We started off at Bazbeaux downtown, inhaling guy pizza (read: pepperoni and sausage) and dissecting the big news of the day-Michael Jackson's acquittal on charges that he shared alcohol, porn and a little night groping with a teen-age boy.
Our teen-age boys, news junkies all, then rattled on about kids getting paid to play online video games and the proliferation of "cheats" and hacking in such contests. My son, Zach, said kids have created software for one shoot-em-up that effectively shields them from fatal enemy fire. That helps them play longer and make more money.
Zach said the honchos controlling the games try to stop such unethical behavior by cutting off access to cheaters. But they don't always catch them-and they sometimes block access to honest-but-highscoring players.
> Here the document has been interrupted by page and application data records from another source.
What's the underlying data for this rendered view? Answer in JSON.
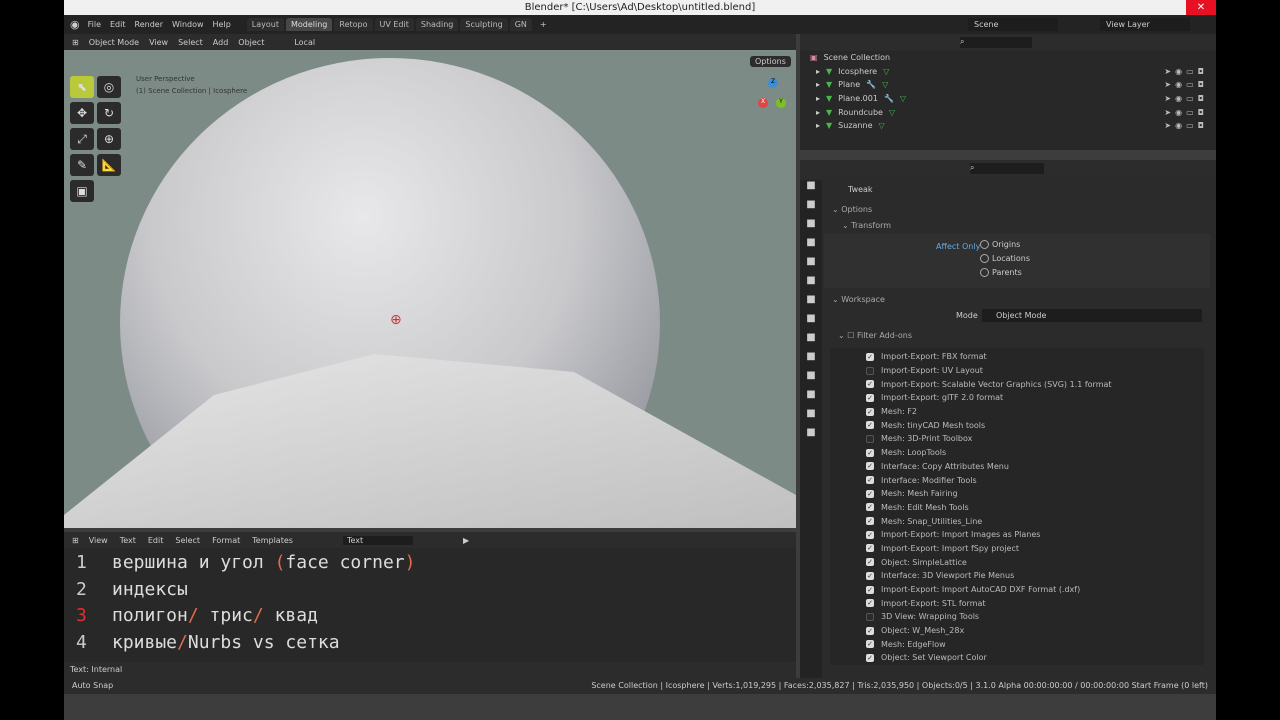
{
  "title": "Blender* [C:\\Users\\Ad\\Desktop\\untitled.blend]",
  "menu": [
    "File",
    "Edit",
    "Render",
    "Window",
    "Help"
  ],
  "workspaces": [
    {
      "label": "Layout",
      "active": false
    },
    {
      "label": "Modeling",
      "active": true
    },
    {
      "label": "Retopo",
      "active": false
    },
    {
      "label": "UV Edit",
      "active": false
    },
    {
      "label": "Shading",
      "active": false
    },
    {
      "label": "Sculpting",
      "active": false
    },
    {
      "label": "GN",
      "active": false
    }
  ],
  "add_workspace": "+",
  "scene": "Scene",
  "view_layer": "View Layer",
  "viewport": {
    "mode": "Object Mode",
    "menus": [
      "View",
      "Select",
      "Add",
      "Object"
    ],
    "orientation": "Local",
    "overlay_title": "User Perspective",
    "overlay_sub": "(1) Scene Collection | Icosphere",
    "options": "Options",
    "gizmo": {
      "x": "X",
      "y": "Y",
      "z": "Z"
    }
  },
  "outliner": {
    "root": "Scene Collection",
    "items": [
      {
        "name": "Icosphere",
        "modifier": false
      },
      {
        "name": "Plane",
        "modifier": true
      },
      {
        "name": "Plane.001",
        "modifier": true
      },
      {
        "name": "Roundcube",
        "modifier": false
      },
      {
        "name": "Suzanne",
        "modifier": false
      }
    ]
  },
  "properties": {
    "tool": "Tweak",
    "options": "Options",
    "transform": "Transform",
    "affect_only": "Affect Only",
    "affect": [
      "Origins",
      "Locations",
      "Parents"
    ],
    "workspace": "Workspace",
    "mode_label": "Mode",
    "mode_value": "Object Mode",
    "filter_addons": "Filter Add-ons",
    "addons": [
      {
        "label": "Import-Export: FBX format",
        "on": true
      },
      {
        "label": "Import-Export: UV Layout",
        "on": false
      },
      {
        "label": "Import-Export: Scalable Vector Graphics (SVG) 1.1 format",
        "on": true
      },
      {
        "label": "Import-Export: glTF 2.0 format",
        "on": true
      },
      {
        "label": "Mesh: F2",
        "on": true
      },
      {
        "label": "Mesh: tinyCAD Mesh tools",
        "on": true
      },
      {
        "label": "Mesh: 3D-Print Toolbox",
        "on": false
      },
      {
        "label": "Mesh: LoopTools",
        "on": true
      },
      {
        "label": "Interface: Copy Attributes Menu",
        "on": true
      },
      {
        "label": "Interface: Modifier Tools",
        "on": true
      },
      {
        "label": "Mesh: Mesh Fairing",
        "on": true
      },
      {
        "label": "Mesh: Edit Mesh Tools",
        "on": true
      },
      {
        "label": "Mesh: Snap_Utilities_Line",
        "on": true
      },
      {
        "label": "Import-Export: Import Images as Planes",
        "on": true
      },
      {
        "label": "Import-Export: Import fSpy project",
        "on": true
      },
      {
        "label": "Object: SimpleLattice",
        "on": true
      },
      {
        "label": "Interface: 3D Viewport Pie Menus",
        "on": true
      },
      {
        "label": "Import-Export: Import AutoCAD DXF Format (.dxf)",
        "on": true
      },
      {
        "label": "Import-Export: STL format",
        "on": true
      },
      {
        "label": "3D View: Wrapping Tools",
        "on": false
      },
      {
        "label": "Object: W_Mesh_28x",
        "on": true
      },
      {
        "label": "Mesh: EdgeFlow",
        "on": true
      },
      {
        "label": "Object: Set Viewport Color",
        "on": true
      }
    ]
  },
  "text_editor": {
    "menus": [
      "View",
      "Text",
      "Edit",
      "Select",
      "Format",
      "Templates"
    ],
    "file": "Text",
    "footer": "Text: Internal",
    "lines": [
      {
        "n": "1",
        "parts": [
          [
            "вершина и угол ",
            ""
          ],
          [
            "(",
            "red"
          ],
          [
            "face corner",
            ""
          ],
          [
            ")",
            "red"
          ]
        ]
      },
      {
        "n": "2",
        "parts": [
          [
            "индексы",
            ""
          ]
        ]
      },
      {
        "n": "3",
        "parts": [
          [
            "полигон",
            ""
          ],
          [
            "/",
            "red"
          ],
          [
            " трис",
            ""
          ],
          [
            "/",
            "red"
          ],
          [
            " квад",
            ""
          ]
        ]
      },
      {
        "n": "4",
        "parts": [
          [
            "кривые",
            ""
          ],
          [
            "/",
            "red"
          ],
          [
            "Nurbs vs сетка",
            ""
          ]
        ]
      }
    ]
  },
  "status": {
    "left": "Auto Snap",
    "right": "Scene Collection | Icosphere | Verts:1,019,295 | Faces:2,035,827 | Tris:2,035,950 | Objects:0/5 | 3.1.0 Alpha  00:00:00:00 / 00:00:00:00  Start Frame (0 left)"
  }
}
Wanting to instill a modicum of education in the evening, the dads had agreed on an after-dinner flick. So we drove south to Key Cinemas for "Enron: The Smartest Guys in the Room."
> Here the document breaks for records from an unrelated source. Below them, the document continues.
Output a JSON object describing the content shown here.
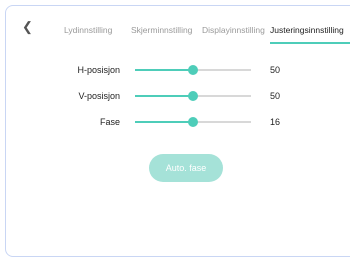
{
  "header": {
    "back_icon": "chevron-left-icon",
    "tabs": [
      {
        "label": "Lydinnstilling",
        "active": false
      },
      {
        "label": "Skjerminnstilling",
        "active": false
      },
      {
        "label": "Displayinnstilling",
        "active": false
      },
      {
        "label": "Justeringsinnstilling",
        "active": true
      }
    ]
  },
  "adjust": {
    "rows": [
      {
        "label": "H-posisjon",
        "value": "50",
        "level": 0.5
      },
      {
        "label": "V-posisjon",
        "value": "50",
        "level": 0.5
      },
      {
        "label": "Fase",
        "value": "16",
        "level": 0.5
      }
    ],
    "auto_button": "Auto. fase"
  },
  "colors": {
    "accent": "#4ecdb9",
    "button": "#a5e2d8",
    "track": "#d8d8d8",
    "panel_border": "#c9d6f4"
  }
}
In case you've not seen it, this documentary is based on a book of the same title by Fortune magazine reporters Bethany McLean and Peter Elkind. The promotional flyer (attributed to Entertainment Weekly's Owen Gleiberman) described it this way:
"'The Smartest Guys in the Room' lays bare, in funny and shocking video clips, the culture of arrogance at Enron, a corporation that exploited deregulation to turn the buying and selling of energy into a kind of private casino.
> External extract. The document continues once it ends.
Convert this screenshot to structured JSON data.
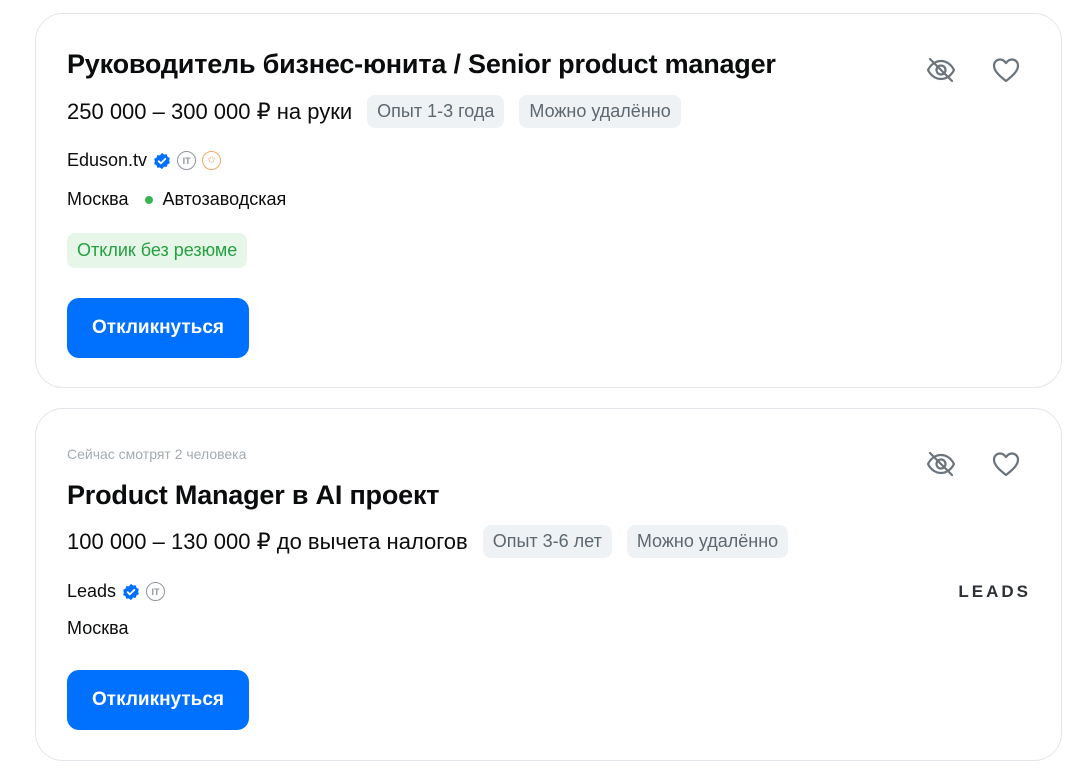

"It captures how the company was given favorable treatment by the Bush administration, and the bigger picture of how its fraudulence emerged from-and depended on-the speculative mania of the dot-com era.
"By the time Enron is shutting down electricity plants, exploiting-and perpetuating-the California energy crisis for its own ends (we hear a recording of one trader, during a brush fire, as he says 'Burn, baby, burn!'), you may be sitting there slack-jawed, wondering how they got away with it for so long. Or when it will happen again."
That's certainly what our boys were wondering, though as we headed for our cars, jaws were jacking, not slacking.
Next day, John and I compared notes.
John's Eliot said he was going to write a book on ethical economics.
Zach had ridden his bike to Borders and bought "The Worldly Philosophers: The Lives, Times and Ideas of the Great Economic Thinkers."
All three boys had arrived at a similar conclusion: Capitalism is a wonderful economic theory, and profit a powerful motivator, but the acquisition of principal must be guided by moral principles.
The question, of course, is who draws the ethical line and where.
Last week, at the Indiana Repertory Theatre's annual meeting, there was a presentation by Ben Cameron, executive director of the Theatre Communications Group-a national association of 400-plus not-for-profit theaters.
Cameron talked about sharp declines in foundation and government giving to notfor-profits and why that's come about.
He then discussed the shift in corporate giving. Cameron said companies today are less often donating because it's the right thing to do and more often because of "enlightened self-interest." As evidence of that shift, he said more and more giving is driven not by CEOs or community relations executives, but by marketing departments.
The dilemma emerges, of course, when the donor's "enlightened self-interest" conflicts with the recipient's values. Do you take the money or not?
A few months ago, there was a big business conference in Indianapolis. It was hosted by my alma mater, whose president has promised that our university will become one of the top five cancer centers in America. It took place in a city and state determined to become life-science leaders. And it took place on a campus that's trying to raise tens of millions of dollars for a new cancer hospital and more cancer research.
The conference was sponsored by lots of health-related companies whose products and services save lives.
But their logos sat side-by-side with one other sponsor-Phillip Morris-whose products, when used as directed, spark illness and death.
Do you take the money or not?
In the past few months, my little business has been approached by five of this region's most prominent restaurants, all seeking marketing communications counsel.
My colleagues, knowing that my late wife attributed the cancer that would kill her to secondhand smoke, told the prospective clients they'd have to go smoke-free-now-or it would be hypocritical for us to represent them. My colleagues also told the restaurateurs that going smoke-free first would reap publicity and make them more money.
Not one of those restaurants has been willing to risk principal for a principle.
Neither has my alma mater.
Maybe Eliot will write about that in his ethical economics book.
Hetrick is president and CEO of Hetrick Communications Inc., an Indianapolis-based public relations and marketing communications firm. His column appears weekly. To comment on this column, go to IBJ Forum at www.ibj.comor send e-mail to email@example.com.